## How to complete this task
Could you please output all of the data exactly, without the images?

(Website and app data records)
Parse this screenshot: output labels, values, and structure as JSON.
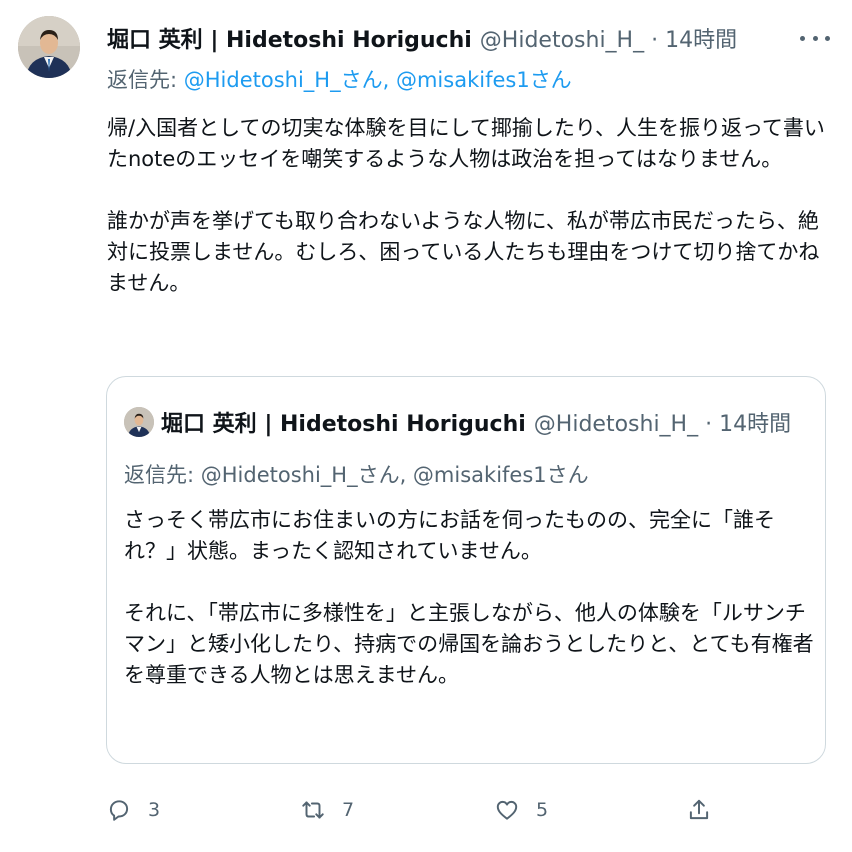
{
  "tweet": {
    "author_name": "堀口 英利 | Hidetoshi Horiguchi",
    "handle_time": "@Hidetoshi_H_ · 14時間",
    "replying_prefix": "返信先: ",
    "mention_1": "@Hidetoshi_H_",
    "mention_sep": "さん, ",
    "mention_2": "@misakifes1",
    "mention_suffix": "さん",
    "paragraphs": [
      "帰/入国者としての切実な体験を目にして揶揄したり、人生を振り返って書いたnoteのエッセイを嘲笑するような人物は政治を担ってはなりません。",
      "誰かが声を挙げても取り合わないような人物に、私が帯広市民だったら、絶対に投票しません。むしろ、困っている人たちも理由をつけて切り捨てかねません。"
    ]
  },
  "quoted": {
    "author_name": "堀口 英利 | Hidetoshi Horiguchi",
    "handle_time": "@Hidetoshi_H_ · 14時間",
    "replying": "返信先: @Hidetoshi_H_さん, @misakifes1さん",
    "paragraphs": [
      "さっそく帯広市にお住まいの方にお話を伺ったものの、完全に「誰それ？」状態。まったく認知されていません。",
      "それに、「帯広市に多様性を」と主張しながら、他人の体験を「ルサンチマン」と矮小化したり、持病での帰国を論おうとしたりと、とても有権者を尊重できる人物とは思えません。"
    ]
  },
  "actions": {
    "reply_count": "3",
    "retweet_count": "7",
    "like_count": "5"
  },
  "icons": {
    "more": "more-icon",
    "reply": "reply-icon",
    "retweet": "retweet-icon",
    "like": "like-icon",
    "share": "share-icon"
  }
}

## Final answer
Parse this screenshot: output labels, values, and structure as JSON.
{
  "tweet": {
    "author_name": "堀口 英利 | Hidetoshi Horiguchi",
    "handle_time": "@Hidetoshi_H_ · 14時間",
    "replying_prefix": "返信先: ",
    "mention_1": "@Hidetoshi_H_",
    "mention_sep": "さん, ",
    "mention_2": "@misakifes1",
    "mention_suffix": "さん",
    "paragraphs": [
      "帰/入国者としての切実な体験を目にして揶揄したり、人生を振り返って書いたnoteのエッセイを嘲笑するような人物は政治を担ってはなりません。",
      "誰かが声を挙げても取り合わないような人物に、私が帯広市民だったら、絶対に投票しません。むしろ、困っている人たちも理由をつけて切り捨てかねません。"
    ]
  },
  "quoted": {
    "author_name": "堀口 英利 | Hidetoshi Horiguchi",
    "handle_time": "@Hidetoshi_H_ · 14時間",
    "replying": "返信先: @Hidetoshi_H_さん, @misakifes1さん",
    "paragraphs": [
      "さっそく帯広市にお住まいの方にお話を伺ったものの、完全に「誰それ？」状態。まったく認知されていません。",
      "それに、「帯広市に多様性を」と主張しながら、他人の体験を「ルサンチマン」と矮小化したり、持病での帰国を論おうとしたりと、とても有権者を尊重できる人物とは思えません。"
    ]
  },
  "actions": {
    "reply_count": "3",
    "retweet_count": "7",
    "like_count": "5"
  },
  "icons": {
    "more": "more-icon",
    "reply": "reply-icon",
    "retweet": "retweet-icon",
    "like": "like-icon",
    "share": "share-icon"
  }
}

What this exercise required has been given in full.